3. The Girl With The Dragon Tattoo, Stieg Larsson – It really is too bad that Stieg Larsson isn’t around to see what a phenomenon The Girl With The Dragon Tattoo and his sequels have become. If the first book of the Millennium Trilogy wasn’t as amazing as it is, no one would bother with the other books, whether the author was alive or not.

4. Coming Through Slaughter, Michael Ondaatje – This isn’t Ondaatje’s first published work, but it is his first novel and it made me want to read all of his novels.

5. The Time Traveler’s Wife, Audrey Niffenegger – Though I haven’t read her second book, I definitely want to after reading her first. It is an original and romantic spin on time travel.

6. Sense and Sensibility, Jane Austen – Austen published her first novel, Sense and Sensibility under a pseudonym, “A Lady”. It was so popular that a second edition was ordered just a few months later.

7. The Lovely Bones, Alice Sebold – This is not Sebold’s first book, but it is her first novel. The Lovely Bones is one of the saddest books I’ve ever read.

8. Interview with the Vampire, Anne Rice – Though it was some time after its publication that it became popular, Interview with the Vampire gave Anne Rice her popularity and the ability to write whatever she wanted.

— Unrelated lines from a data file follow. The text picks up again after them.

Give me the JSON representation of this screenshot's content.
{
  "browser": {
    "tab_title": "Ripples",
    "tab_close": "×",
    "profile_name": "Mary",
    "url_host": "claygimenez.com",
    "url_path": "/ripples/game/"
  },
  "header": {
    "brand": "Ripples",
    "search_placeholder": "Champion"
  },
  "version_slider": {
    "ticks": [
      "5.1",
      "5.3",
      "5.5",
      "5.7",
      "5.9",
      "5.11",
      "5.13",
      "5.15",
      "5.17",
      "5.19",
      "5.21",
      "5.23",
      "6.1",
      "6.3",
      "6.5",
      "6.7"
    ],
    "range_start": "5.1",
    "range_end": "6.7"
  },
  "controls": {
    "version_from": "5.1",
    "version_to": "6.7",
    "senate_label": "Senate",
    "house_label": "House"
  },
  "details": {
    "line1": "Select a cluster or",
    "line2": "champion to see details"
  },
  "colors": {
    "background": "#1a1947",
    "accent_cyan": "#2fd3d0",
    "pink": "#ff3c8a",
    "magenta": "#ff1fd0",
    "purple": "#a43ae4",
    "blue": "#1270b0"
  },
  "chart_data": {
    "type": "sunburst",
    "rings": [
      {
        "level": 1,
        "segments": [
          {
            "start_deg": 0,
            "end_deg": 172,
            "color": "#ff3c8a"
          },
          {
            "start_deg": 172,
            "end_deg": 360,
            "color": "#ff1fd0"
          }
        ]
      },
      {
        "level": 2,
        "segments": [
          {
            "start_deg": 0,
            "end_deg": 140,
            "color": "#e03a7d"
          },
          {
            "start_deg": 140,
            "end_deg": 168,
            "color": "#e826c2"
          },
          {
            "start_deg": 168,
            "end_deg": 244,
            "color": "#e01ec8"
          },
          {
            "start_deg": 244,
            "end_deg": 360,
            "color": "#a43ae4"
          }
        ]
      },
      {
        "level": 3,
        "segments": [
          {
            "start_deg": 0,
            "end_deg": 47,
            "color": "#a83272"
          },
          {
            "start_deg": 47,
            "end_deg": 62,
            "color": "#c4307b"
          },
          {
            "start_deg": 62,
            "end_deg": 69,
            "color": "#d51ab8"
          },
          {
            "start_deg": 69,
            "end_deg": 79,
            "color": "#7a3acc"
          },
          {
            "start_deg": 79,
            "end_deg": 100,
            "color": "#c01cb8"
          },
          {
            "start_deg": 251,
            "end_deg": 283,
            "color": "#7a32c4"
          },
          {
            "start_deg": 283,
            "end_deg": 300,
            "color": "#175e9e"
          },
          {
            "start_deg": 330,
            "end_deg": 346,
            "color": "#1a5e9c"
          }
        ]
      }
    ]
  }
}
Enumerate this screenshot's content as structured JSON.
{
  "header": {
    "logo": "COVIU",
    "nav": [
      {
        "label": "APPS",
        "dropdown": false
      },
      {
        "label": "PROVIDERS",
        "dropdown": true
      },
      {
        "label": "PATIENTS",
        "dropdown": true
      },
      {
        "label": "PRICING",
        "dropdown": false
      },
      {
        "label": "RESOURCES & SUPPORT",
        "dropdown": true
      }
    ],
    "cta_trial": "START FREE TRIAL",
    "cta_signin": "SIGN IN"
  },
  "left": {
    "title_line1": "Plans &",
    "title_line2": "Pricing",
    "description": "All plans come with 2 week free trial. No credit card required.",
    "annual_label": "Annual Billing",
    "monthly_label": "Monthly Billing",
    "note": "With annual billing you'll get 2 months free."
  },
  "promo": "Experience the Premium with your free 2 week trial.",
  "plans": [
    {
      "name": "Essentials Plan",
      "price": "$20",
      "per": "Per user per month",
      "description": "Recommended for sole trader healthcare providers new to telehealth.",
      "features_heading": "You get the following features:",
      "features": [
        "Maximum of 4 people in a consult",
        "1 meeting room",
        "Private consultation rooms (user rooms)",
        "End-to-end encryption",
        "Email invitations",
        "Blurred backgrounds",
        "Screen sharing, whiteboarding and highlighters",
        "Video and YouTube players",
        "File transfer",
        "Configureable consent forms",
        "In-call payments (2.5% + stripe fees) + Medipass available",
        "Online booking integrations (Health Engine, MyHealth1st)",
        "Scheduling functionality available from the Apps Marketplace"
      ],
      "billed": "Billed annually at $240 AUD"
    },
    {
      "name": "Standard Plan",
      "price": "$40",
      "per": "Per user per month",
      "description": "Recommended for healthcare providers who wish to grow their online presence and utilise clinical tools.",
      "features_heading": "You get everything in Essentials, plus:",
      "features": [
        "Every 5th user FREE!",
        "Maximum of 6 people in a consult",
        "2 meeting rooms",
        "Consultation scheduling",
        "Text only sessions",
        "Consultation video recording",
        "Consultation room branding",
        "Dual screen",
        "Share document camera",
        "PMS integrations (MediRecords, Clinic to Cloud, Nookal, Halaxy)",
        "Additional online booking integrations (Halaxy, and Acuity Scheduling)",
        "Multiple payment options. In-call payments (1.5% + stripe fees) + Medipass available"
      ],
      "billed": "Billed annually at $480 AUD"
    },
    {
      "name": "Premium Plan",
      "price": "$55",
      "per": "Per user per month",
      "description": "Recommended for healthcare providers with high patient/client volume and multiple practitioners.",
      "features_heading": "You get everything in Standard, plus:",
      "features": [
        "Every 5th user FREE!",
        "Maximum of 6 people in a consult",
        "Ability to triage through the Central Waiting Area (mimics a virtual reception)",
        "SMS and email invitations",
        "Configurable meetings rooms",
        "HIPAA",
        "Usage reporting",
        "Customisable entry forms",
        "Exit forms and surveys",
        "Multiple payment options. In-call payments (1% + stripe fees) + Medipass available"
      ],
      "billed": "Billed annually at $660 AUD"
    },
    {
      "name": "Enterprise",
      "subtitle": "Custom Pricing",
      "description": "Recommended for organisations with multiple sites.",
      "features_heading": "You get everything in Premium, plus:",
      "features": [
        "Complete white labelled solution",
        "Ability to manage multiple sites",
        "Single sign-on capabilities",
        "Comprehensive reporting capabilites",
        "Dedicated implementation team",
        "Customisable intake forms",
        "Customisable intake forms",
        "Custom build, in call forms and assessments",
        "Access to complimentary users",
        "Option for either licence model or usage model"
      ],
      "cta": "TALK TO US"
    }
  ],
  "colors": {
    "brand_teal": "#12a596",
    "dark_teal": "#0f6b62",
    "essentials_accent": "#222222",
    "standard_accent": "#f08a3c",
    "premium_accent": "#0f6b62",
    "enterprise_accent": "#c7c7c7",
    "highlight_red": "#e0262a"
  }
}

9. Carrie, Stephen King – The only book on the list I haven’t read. I really ought too. I really enjoy King and Carrie was his first and from what other fans say, one of his best.

10. Twilight, Stephenie Meyer – I’m not a super Twilight fan, but I have read all the books. They’re addictive. Though it’s not great literature and I’m not sure it will stand the test of time, Twilight did start a phenomena for this generation of tweens and teens. It also might be attributed with starting the current paranormal craze in YA books. That’s why it comes in at number 10 for me.

An honourable mention to Generation X: Tales For An Accelerated Culture by Douglas Coupland. This is the only other book I haven’t read, but this book did two things. It put Douglas Coupland on the writing map. It also made “Generation X” or “Gen X” and other similar terms part of pop culture. I don’t know if a writer could have asked for a better first book. I really ought to read it.

I’m eager to see what’s on everyone else’s lists.